- **Work instructions**: All of the entries are to be returned word for word.

- **Dataset records**:
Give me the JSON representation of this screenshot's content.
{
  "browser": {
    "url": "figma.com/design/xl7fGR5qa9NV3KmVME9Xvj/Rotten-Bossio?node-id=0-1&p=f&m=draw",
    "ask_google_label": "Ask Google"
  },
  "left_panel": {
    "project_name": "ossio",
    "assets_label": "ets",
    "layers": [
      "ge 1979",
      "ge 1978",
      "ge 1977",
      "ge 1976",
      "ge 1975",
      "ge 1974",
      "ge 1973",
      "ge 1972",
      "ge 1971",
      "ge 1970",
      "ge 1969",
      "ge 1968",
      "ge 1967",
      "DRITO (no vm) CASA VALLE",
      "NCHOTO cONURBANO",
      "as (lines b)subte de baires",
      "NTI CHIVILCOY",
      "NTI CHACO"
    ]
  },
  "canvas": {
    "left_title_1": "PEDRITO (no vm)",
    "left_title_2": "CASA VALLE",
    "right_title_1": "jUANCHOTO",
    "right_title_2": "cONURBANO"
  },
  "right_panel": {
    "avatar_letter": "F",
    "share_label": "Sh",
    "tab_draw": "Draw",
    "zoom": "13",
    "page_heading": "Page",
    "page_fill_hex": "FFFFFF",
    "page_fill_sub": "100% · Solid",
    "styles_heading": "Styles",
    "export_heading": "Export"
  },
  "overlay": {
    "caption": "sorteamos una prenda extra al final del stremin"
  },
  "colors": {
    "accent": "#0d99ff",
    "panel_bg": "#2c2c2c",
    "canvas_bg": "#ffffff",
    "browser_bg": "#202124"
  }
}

- **Answer box**:
Give me the JSON representation of this screenshot's content.
{
  "browser": {
    "url": "figma.com/design/xl7fGR5qa9NV3KmVME9Xvj/Rotten-Bossio?node-id=0-1&p=f&m=draw",
    "ask_google_label": "Ask Google"
  },
  "left_panel": {
    "project_name": "ossio",
    "assets_label": "ets",
    "layers": [
      "ge 1979",
      "ge 1978",
      "ge 1977",
      "ge 1976",
      "ge 1975",
      "ge 1974",
      "ge 1973",
      "ge 1972",
      "ge 1971",
      "ge 1970",
      "ge 1969",
      "ge 1968",
      "ge 1967",
      "DRITO (no vm) CASA VALLE",
      "NCHOTO cONURBANO",
      "as (lines b)subte de baires",
      "NTI CHIVILCOY",
      "NTI CHACO"
    ]
  },
  "canvas": {
    "left_title_1": "PEDRITO (no vm)",
    "left_title_2": "CASA VALLE",
    "right_title_1": "jUANCHOTO",
    "right_title_2": "cONURBANO"
  },
  "right_panel": {
    "avatar_letter": "F",
    "share_label": "Sh",
    "tab_draw": "Draw",
    "zoom": "13",
    "page_heading": "Page",
    "page_fill_hex": "FFFFFF",
    "page_fill_sub": "100% · Solid",
    "styles_heading": "Styles",
    "export_heading": "Export"
  },
  "overlay": {
    "caption": "sorteamos una prenda extra al final del stremin"
  },
  "colors": {
    "accent": "#0d99ff",
    "panel_bg": "#2c2c2c",
    "canvas_bg": "#ffffff",
    "browser_bg": "#202124"
  }
}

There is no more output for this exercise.